Some questions are unexpected.
Years ago, I preached in a small town in middle Tennessee. A guy wandered in to our classes one Wednesday evening. His name was "Joe." He had huge bangs, hair that went over his forehead and then cut straight across (just above his eyebrows). (You may remember the old Three Stooges comedy. Think of Moe Howard’s haircut).
This was a small church. We were just glad to see a fresh face. This was also a small town. The people in that church knew a lot about the "goings on" of the town. Some knew about Joe. As teenager, he had a tragic and serious bicycle accident. He never was the same after that. His days were spent walking. He walked everywhere. When he walked, up and down the streets of this small town, he looked rather—intense.
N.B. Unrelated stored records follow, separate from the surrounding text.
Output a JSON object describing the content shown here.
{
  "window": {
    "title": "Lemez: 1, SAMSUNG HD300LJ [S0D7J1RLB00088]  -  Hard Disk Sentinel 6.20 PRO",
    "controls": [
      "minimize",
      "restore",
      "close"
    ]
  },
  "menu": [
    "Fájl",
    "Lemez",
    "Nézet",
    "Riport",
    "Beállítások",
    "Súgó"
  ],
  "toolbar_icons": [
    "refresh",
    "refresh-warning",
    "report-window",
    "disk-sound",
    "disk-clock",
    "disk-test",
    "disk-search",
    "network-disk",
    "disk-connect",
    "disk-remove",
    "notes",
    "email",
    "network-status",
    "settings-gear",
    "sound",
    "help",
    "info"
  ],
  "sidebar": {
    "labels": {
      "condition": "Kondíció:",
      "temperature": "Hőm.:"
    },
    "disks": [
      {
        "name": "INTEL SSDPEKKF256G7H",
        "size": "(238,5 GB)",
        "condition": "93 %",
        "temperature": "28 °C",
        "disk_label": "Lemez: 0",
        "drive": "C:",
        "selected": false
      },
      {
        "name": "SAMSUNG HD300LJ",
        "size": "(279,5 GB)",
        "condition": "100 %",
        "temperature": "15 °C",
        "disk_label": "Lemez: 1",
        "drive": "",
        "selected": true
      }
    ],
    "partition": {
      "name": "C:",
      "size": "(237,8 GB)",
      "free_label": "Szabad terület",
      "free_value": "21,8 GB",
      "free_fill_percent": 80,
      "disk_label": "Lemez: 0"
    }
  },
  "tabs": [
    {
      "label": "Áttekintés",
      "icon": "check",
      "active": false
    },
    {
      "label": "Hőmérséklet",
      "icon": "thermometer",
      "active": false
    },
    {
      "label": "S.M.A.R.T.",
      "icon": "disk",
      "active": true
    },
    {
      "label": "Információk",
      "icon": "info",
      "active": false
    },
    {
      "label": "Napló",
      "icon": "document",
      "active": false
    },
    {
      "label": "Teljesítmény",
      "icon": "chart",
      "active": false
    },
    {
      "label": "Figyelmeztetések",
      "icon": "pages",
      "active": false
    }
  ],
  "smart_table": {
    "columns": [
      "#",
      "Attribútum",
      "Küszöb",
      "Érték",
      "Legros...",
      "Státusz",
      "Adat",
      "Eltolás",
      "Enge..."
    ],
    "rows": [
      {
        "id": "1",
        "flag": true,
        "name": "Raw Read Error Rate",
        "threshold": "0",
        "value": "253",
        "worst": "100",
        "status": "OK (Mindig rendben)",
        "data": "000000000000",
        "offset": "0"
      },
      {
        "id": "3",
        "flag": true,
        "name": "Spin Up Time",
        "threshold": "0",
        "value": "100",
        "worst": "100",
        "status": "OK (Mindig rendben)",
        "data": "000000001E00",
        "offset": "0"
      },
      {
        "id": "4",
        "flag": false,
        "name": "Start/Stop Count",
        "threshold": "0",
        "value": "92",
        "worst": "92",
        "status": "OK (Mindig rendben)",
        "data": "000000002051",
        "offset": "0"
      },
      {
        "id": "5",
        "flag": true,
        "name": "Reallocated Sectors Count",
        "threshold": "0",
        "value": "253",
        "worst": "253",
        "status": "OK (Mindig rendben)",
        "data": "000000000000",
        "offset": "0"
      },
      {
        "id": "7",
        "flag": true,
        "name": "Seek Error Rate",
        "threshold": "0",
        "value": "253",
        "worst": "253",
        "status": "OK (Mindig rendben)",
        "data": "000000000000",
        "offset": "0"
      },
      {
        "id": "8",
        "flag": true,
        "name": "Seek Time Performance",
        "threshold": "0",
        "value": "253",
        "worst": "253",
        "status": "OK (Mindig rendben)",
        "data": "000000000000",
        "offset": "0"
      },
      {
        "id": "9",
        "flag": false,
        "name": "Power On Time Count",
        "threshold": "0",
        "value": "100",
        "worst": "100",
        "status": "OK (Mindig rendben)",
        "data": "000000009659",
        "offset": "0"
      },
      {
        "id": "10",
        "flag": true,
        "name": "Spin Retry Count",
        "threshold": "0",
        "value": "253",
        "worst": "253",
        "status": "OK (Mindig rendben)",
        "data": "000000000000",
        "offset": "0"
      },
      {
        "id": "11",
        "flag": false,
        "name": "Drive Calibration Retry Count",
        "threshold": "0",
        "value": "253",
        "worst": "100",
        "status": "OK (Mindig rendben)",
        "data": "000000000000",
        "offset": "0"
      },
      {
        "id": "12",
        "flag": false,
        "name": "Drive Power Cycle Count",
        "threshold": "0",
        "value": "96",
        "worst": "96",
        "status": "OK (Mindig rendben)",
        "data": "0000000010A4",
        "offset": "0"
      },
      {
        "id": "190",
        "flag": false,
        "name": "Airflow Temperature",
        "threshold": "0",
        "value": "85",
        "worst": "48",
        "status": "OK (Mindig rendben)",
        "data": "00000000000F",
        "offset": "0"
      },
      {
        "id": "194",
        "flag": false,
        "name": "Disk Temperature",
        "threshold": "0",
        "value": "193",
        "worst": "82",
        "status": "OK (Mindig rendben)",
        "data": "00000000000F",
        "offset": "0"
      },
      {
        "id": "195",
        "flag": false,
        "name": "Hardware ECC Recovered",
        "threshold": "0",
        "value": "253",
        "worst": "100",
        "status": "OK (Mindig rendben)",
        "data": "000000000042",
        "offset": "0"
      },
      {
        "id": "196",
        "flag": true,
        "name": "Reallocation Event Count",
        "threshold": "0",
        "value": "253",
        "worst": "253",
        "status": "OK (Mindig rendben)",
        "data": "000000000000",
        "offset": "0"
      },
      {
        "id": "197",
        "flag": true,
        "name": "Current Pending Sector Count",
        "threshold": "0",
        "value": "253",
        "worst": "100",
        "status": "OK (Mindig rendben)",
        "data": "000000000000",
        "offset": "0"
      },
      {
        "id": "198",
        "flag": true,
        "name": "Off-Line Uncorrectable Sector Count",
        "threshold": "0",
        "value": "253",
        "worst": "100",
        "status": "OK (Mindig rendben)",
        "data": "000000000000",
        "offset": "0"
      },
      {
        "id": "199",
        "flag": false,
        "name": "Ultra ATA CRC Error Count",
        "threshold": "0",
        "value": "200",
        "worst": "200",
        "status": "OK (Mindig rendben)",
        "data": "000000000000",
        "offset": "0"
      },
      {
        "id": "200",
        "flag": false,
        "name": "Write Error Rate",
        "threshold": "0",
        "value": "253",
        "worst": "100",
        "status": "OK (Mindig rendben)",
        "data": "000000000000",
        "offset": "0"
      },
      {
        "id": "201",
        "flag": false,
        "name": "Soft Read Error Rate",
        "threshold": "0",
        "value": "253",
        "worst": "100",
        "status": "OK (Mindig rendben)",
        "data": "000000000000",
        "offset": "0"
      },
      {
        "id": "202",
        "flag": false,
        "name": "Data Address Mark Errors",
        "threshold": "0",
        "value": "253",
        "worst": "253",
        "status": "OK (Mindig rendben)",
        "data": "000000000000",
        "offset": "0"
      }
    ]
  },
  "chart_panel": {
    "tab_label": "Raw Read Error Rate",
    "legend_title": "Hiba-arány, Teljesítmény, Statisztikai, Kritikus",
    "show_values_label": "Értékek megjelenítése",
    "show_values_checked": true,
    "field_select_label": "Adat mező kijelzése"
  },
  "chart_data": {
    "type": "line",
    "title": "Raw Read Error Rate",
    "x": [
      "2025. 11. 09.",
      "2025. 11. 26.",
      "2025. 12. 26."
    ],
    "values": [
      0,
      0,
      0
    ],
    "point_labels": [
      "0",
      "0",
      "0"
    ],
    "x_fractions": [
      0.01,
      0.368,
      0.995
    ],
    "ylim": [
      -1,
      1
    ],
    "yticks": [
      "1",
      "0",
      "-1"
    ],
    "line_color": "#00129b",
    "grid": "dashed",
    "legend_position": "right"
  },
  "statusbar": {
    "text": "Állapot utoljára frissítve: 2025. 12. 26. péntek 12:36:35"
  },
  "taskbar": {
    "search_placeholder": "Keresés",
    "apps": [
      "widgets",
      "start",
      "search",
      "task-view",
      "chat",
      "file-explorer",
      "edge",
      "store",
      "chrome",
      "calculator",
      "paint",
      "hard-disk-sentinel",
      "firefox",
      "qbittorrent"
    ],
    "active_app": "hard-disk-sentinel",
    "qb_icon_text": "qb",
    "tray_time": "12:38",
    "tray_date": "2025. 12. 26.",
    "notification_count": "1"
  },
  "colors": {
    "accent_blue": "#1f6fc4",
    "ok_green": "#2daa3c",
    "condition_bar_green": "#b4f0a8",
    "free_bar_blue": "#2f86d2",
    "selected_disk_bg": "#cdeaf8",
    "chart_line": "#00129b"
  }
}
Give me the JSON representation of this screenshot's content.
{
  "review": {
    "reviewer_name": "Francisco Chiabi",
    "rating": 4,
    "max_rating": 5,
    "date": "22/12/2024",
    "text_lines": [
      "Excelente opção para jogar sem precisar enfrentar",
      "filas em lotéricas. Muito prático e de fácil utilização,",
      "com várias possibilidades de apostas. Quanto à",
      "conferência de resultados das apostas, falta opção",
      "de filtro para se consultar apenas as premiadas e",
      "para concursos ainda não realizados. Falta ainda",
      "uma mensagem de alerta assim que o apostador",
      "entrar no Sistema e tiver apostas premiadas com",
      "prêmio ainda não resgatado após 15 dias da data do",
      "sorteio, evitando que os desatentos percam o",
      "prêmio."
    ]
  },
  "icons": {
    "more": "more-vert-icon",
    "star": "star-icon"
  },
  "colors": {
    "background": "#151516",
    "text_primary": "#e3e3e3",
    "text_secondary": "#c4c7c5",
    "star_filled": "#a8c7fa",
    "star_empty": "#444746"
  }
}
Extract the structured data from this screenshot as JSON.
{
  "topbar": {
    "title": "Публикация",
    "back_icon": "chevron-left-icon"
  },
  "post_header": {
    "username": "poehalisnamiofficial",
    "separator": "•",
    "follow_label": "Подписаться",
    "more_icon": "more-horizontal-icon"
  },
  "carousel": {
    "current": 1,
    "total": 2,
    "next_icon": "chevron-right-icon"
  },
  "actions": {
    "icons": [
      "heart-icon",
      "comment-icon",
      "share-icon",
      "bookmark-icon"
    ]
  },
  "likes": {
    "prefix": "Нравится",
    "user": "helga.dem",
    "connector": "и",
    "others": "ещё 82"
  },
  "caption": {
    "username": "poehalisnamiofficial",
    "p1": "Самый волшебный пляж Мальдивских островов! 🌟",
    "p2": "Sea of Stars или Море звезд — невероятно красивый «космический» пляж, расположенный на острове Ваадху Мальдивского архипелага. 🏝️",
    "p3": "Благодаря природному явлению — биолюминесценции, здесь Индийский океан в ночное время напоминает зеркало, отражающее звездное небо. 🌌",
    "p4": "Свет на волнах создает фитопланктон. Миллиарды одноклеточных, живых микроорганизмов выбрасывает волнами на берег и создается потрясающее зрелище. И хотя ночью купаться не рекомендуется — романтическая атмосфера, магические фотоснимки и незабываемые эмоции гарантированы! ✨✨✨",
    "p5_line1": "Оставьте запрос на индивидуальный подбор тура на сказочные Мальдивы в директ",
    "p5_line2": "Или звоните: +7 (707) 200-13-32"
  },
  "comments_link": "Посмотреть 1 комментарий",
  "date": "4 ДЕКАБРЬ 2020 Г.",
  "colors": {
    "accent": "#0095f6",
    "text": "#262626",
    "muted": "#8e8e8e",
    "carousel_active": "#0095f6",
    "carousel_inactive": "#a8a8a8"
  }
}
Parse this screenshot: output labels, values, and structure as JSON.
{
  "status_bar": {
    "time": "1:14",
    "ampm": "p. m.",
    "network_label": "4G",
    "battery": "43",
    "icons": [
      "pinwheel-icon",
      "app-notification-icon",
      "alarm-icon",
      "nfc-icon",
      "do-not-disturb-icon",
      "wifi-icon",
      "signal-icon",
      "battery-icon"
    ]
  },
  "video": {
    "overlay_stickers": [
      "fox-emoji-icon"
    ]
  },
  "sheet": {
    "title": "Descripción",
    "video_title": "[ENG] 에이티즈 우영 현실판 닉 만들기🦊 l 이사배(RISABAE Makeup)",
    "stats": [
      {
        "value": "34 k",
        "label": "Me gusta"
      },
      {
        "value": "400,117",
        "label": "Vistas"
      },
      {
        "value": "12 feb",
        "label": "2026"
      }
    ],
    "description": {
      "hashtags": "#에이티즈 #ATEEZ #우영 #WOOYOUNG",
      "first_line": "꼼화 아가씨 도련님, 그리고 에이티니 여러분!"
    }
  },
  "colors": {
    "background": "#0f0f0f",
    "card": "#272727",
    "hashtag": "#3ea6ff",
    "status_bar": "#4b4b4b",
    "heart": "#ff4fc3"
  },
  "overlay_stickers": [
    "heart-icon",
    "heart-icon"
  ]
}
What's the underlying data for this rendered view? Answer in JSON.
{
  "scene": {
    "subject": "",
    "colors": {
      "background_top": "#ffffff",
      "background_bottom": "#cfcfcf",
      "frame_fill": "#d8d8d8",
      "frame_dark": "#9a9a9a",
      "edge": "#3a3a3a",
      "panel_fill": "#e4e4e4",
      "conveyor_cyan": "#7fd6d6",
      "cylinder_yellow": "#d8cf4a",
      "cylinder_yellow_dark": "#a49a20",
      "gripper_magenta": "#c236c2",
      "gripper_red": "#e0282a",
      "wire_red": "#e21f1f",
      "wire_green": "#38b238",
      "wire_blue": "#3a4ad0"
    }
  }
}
He began coming to our church. And–we were glad to have him there. Sermons were more interesting with Joe there. In the middle of a message, I would ask a rhetorical question (you know–the kind you ask when you are trying to get people to think. You are not looking for someone to actually answer the question). I would be in the middle of a message and ask something like, "What do you think he meant by that?" Joe then raised his hand to answer. I looked at him and he began to talk. Hmmm. Right in the middle of a sermon. Unfortunately, I didn’t learn my lesson. I asked a few more rhetorical questions in that message and each time, he raised his hand to answer. (Not very bright on my part, huh.)
He and I began to talk about Jesus. One day, he told me that he would like to be baptized. Joe, myself, and another man from our church got together one evening to talk about this. We had a good conversation as we talked about Jesus, what it meant to be a Christian, etc. Near the end of the conversation, I used the word "repentance" and talked about the meaning of the word.
Now this conversation took place in our little church building (which at one time had actually been a store of some kind). We were seated near the large plate glass windows in direct view of the highway as well as another church building. For some reason, he began staring at the other church building.
He asked me what I thought about that church. "Do you agree with them?" I really wasn’t sure what he was reffering to. He then said, "I could burn it down. Would you like for me to burn it down?" He went on to say that at one time he had been in the KKK.
When he said that, time froze. I didn’t know about this KKK business. Maybe that was true–maybe it wasn’t. All I knew is that his words about fire startled me. In my mind, I could see the headline of our little local paper the next morning. "Church Burned to the Ground". On the front page would be a huge picture of this church burning. In the article there would be something about the minister of the church next door being held for questioning. Oh my…
I said something like, "No Joe No! Don’t ever do that!" He mumbled something and that was the end of that discussion.
And yes, the next day I drove past that church building and felt some relief it was still there, untouched by Joe.
I’ve been asked a lot of questions through the years. I’ve asked many questions as well. I’ve not had one quite like Joe’s before.
Some times, places, and people, I will always remember. At least it’s never boring…